The Wild outscored the Blues 8-2 in the two final games, so it is arguable whether even a merely good Dubnyk would have been enough. It was a full team effort (just as the Game 4 loss was). But It feels to me like he was their most important player, at least, particularly in Game 5. And the difference between Dubnyk and Blues goalie Jake Allen was striking.
There is no doubt of this now: Dubnyk is a goalie the Wild can count on going forward. That doesn’t guarantee a Stanley Cup or even another series win this year, but if the last remaining questions were about his playoff moxie and ability to rebound mentally, Dubnyk has aced those tests.
It’s one of those rare midseason trades that just fits perfectly for both the player and the team, and the story continues.
|Kansas City - J. Guthrie||5:10 PM|
|Cleveland - T. Bauer|
|Toronto - D. Hutchison||5:10 PM|
|Boston - C. Buchholz|
|Chicago WSox - J. Samardzija||6:05 PM|
|Baltimore - U. Jimenez|
|Tampa Bay - J. Odorizzi||6:05 PM|
|NY Yankees - C. Whitley|
|Washington - A. Cole||6:10 PM|
|Atlanta - J. Teheran|
|NY Mets - R. Montero||6:10 PM|
|Miami - D. Phelps|
|Milwaukee - K. Lohse||6:10 PM|
|Cincinnati - J. Cueto|
|Pittsburgh - J. Locke||7:05 PM|
|Chicago Cubs - T. Wood|
|Seattle - J. Happ||7:05 PM|
|Texas - R. Detwiler|
|Detroit - A. Sanchez||7:10 PM|
|Minnesota - M. Pelfrey|
|Philadelphia - S. Gonzalez||7:15 PM|
|St. Louis - M. Wacha|
|Colorado - K. Kendrick||8:40 PM|
|Arizona - A. Bradley|
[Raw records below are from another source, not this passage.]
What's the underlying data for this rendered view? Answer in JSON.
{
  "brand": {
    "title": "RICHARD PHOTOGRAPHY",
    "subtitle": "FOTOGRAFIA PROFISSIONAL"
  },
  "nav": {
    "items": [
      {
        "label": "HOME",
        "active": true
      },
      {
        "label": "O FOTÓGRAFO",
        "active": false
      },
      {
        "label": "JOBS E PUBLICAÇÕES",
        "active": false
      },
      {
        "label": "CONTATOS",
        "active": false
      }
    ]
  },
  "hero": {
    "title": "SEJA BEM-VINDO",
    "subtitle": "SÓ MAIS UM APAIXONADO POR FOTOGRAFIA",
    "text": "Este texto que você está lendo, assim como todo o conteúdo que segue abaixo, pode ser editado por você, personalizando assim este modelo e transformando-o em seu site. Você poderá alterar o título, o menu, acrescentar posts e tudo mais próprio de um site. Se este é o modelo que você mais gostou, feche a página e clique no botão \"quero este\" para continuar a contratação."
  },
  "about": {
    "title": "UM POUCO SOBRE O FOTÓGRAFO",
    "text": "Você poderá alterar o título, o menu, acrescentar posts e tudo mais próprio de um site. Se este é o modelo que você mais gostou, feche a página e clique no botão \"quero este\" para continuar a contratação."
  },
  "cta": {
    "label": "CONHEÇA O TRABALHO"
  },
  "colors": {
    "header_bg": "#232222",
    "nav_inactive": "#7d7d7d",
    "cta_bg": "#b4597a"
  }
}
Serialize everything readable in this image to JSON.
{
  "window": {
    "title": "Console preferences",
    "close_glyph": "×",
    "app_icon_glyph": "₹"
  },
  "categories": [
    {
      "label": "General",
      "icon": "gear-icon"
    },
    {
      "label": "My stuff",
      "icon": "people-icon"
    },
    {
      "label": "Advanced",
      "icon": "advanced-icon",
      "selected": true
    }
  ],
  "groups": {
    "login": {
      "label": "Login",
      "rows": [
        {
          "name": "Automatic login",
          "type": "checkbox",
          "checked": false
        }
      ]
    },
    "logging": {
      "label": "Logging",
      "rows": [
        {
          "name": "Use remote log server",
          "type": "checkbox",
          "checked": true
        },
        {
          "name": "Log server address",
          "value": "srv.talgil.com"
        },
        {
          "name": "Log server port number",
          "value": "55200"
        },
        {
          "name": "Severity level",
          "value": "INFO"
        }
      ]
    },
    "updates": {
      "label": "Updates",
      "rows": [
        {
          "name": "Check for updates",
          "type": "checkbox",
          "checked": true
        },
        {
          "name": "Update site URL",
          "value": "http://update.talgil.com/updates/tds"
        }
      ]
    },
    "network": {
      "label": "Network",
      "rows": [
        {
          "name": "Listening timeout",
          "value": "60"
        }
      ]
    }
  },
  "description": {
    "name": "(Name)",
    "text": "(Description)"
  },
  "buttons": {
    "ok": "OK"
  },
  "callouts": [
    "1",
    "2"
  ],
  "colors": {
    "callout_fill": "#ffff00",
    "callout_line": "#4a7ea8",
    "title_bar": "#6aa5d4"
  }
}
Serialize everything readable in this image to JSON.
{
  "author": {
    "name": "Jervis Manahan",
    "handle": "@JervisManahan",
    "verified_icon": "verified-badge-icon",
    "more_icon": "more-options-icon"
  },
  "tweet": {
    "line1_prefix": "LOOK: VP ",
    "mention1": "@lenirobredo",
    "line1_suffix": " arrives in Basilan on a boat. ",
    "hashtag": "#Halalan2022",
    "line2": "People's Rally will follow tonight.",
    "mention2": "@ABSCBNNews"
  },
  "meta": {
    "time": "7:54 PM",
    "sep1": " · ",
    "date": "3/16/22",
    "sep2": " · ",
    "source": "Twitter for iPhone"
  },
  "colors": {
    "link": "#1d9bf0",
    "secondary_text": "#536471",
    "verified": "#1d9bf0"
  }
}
|LA Angels - J. Weaver||9:05 PM|
|Oakland - S. Gray|
|Houston - R. Hernandez||9:10 PM|
|San Diego - T. Ross|
|San Francisco - M. Bumgarner||9:10 PM|
|Los Angeles - C. Kershaw|
|San Antonio||9:30 PM|